Jon C. “Jack” Williams, 83, of Prairie Village, passed peacefully on February 5, 2018.
Jack was born and raised in Ohio, where in his youth, he was known for his dancing. Swing dance (or jitterbug) was his forte, and continued to be a passion throughout his life, along with his wife.
He proudly served in the US Air Force during the Korean War, working with aircraft as an electronics specialist. The poem “High Flight” by John Magee was of special significance to him.
Following the service, he returned to Ohio where he graduated with a business degree and did post graduate work in metallurgical engineering. During that time, he owned and operated a boat marina (including restaurant and bar) on the Ohio River. This “river connection” continued after a career change and move to Kansas City in 1967. There he met Lou, (his wife and partner of nearly 50 years) on her first day in the city. Their initial outing was to the Scout statue bluff, overlooking the Missouri River.
In his 30 year career with Essex, Int'l (a subsidiary of United Technologies), he worked in sales and sales management-- at one point, responsible for twenty six states west of the Mississippi River. He made so many flights from Kansas City, they called him “the Eagle.” He was their first salesman to use a personal computer on the road, and was quickly put to work training other reps. As he aged, his honorary title was changed to “the silver Eagle,” acknowledging both his age and his great hair.

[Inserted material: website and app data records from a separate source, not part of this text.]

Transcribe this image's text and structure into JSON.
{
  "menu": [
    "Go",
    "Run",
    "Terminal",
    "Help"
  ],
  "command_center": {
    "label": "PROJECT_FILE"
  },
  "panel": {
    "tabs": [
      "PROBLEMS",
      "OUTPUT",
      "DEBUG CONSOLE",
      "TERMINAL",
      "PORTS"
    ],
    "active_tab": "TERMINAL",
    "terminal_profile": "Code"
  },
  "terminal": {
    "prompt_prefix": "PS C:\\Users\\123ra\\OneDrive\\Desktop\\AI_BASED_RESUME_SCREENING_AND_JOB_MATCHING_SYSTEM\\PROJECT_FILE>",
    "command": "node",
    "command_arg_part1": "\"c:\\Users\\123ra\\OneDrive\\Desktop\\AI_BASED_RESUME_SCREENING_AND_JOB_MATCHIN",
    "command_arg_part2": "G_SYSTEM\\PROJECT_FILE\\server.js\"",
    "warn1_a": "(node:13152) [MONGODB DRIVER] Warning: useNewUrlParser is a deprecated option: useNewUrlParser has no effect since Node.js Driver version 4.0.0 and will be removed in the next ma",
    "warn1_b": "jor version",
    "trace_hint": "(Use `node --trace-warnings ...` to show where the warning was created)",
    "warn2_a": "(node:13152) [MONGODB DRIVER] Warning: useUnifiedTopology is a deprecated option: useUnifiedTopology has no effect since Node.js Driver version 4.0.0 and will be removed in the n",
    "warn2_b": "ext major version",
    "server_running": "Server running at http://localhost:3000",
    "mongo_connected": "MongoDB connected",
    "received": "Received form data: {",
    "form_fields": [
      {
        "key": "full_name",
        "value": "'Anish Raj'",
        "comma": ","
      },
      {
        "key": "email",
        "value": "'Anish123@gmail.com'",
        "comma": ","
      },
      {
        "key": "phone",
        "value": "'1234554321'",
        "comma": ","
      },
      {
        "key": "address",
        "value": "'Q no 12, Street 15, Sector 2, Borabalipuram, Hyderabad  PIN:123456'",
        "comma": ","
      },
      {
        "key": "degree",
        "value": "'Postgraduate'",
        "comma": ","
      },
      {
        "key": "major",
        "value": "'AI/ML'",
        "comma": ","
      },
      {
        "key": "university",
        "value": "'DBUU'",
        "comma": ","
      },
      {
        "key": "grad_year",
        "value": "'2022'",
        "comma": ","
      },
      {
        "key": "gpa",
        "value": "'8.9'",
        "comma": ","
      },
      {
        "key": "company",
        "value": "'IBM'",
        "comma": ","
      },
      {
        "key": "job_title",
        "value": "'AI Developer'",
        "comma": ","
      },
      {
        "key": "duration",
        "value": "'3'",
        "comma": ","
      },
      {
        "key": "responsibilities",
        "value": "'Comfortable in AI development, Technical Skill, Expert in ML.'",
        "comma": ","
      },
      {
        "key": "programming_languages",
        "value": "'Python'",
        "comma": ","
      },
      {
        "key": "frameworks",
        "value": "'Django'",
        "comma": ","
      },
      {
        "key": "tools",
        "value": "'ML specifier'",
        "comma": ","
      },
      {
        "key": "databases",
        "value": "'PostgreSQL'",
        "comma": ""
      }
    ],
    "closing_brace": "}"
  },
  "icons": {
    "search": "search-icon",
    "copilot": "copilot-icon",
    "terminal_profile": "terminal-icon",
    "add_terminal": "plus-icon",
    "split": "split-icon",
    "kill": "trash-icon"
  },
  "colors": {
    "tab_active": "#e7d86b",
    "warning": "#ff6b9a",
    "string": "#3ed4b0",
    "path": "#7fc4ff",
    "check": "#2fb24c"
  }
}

He did a good deal of vacation traveling, generally at Lou's insistence. Since he traveled so many thousands of miles during his career, he preferred to stay at home (unless it involved cruise ships, river barges, tropical islands, boating, snow skiing, golfing, Club Meds, or San Clemente with dear friends).
"At home" included a secondary residence lovingly named "Jack's Shack" (the river connection again) at the Lake of the Ozarks. For over 30 summers, he and Lou boated, skied, golfed and partied with many friends. In the winters, they would ski many of the mountains in Colorado, New Mexico, Utah and California.
When he was at home, he was an avid tennis player (very nearly a charter member of Woodside Racquet Club) until the age of 81. He was a so-so golfer and snow skier, and remained incredibly physically fit his entire life. He was a voracious reader—minimum of three books a week. Trained in classical piano, Jack could also sit down and play a version of “Stardust” that would have pleased even Hoagy Carmichael.
A Chiefs fan from their outset, and a more vocal KU Basketball fan in the later years (Rock Chalk), he always joked about how his wife was the only woman he knew who had the team roster on her cell phone and could call the play-by-play action so well that as his eyesight failed, he could still enjoy the games.
Jack desired a small family celebration of passage, rather than a funeral. His wishes have been honored, with his brother-in-law/close friend officiating. The family suggests memorial contributions to the Kansas City Hospice House, where he was provided excellent, tender care by many special ladies, and where he and Lou found peace on his final journey.
He will be greatly missed, but will be carried in our hearts eternally!